Bad To The Bone! The herringbone. The herringbone pattern as it refers to brick patios, that is. The past two weeks we had the privilege to work for two different clients with their major home improvement projects. Two different houses were bought in poor condition, fixed up to increase their value significantly and sold at a higher price to make a profit and provide a home buyer with a usable home. A process known today as, ‘House Flipping’.
One of the projects we completed was in Adams County, PA, while the other was in Lancaster City, PA. Both were smaller projects intended to ‘dress up’ the exterior of the home. When ‘flipping’ a house, I believe it is very important to understand that a neat, functional landscape holds a great value for the home. Maybe not as much as a kitchen, but, which do you see first?

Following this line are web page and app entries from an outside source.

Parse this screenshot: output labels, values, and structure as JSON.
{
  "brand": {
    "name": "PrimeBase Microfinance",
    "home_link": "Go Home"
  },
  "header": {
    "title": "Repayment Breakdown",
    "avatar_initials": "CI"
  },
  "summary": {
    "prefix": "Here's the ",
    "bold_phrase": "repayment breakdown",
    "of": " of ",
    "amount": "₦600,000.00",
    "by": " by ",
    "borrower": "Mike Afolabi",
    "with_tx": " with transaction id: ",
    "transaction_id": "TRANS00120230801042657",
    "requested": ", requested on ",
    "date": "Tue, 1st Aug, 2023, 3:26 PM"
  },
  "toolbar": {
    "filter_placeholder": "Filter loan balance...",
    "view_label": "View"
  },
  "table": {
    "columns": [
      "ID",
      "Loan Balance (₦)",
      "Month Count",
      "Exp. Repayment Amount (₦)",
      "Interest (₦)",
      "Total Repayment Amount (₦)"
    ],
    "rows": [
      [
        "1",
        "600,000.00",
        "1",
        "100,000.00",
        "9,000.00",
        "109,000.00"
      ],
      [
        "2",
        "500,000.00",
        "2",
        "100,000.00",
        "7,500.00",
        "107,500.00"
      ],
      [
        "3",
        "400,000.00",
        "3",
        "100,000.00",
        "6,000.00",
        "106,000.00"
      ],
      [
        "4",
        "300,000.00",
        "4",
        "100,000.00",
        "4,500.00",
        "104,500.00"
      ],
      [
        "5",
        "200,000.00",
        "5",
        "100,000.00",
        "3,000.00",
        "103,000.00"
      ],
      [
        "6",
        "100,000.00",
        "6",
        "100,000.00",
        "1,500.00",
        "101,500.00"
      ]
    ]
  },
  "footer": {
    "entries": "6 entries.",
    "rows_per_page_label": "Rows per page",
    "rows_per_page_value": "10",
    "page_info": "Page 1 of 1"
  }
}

Once the brick materials were sorted through and consolidated, I was able to determine the patio area that we were able to install. I had about qty. (340) 4″x8″ bricks (which were made up of two different thicknesses). To convert all measurements into square feet I multiplied the length of the brick pavers by the width (in feet). So in this case: 0.666ft L x 0.333ft W = 0.222 square feet for each brick. Multiply 0.222 x qty. 340 bricks = 75. 75 square feet. That is roughly a 7.5’x10′ area.
Because the existing concrete slab was not level in all areas, we had to add base stone to mitigate this before adding our 1″ of concrete sand which is the bedding sand beneath the pavers.
The concrete slab step was repositioned and raised until level and at an adequate height for comfortable stepping.
Important to consider:
- First of all, I apologize because these photos were taken before the bricks were washed off and the sand washed into the joints.
- Second, some of these bricks weren’t exactly 4″x8″, so the joints were not as tight as I wanted.
- Interlock- is achieved when pavers are laid in a pattern appropriate for the use of the space, when the paver joints are tight together and when polymeric sand is added between the joints. This sand acts as a polymer (a glue) and bonds in a way that keeps the bricks from shifting.
The Herringbone Pattern is well known for it’s high interlock capability. It is commonly used on streets and high traffic walkways where load bearings are significant at times (vehicles, bicycles, people, etc.).
Basic plants include: Hydrangea ‘Twist n’ Shout’, Carea ‘Evergold’ and Heuchera ‘Palace Purple’.
Upcoming Posts: Basic Curb Appeal for the Adams County house flip mentioned in the intro, AND a neat, art-centered design for a very special small backyard on N. Prince Street, Lancaster City, PA! You don’t want to miss it.
Thanks for your support everyone!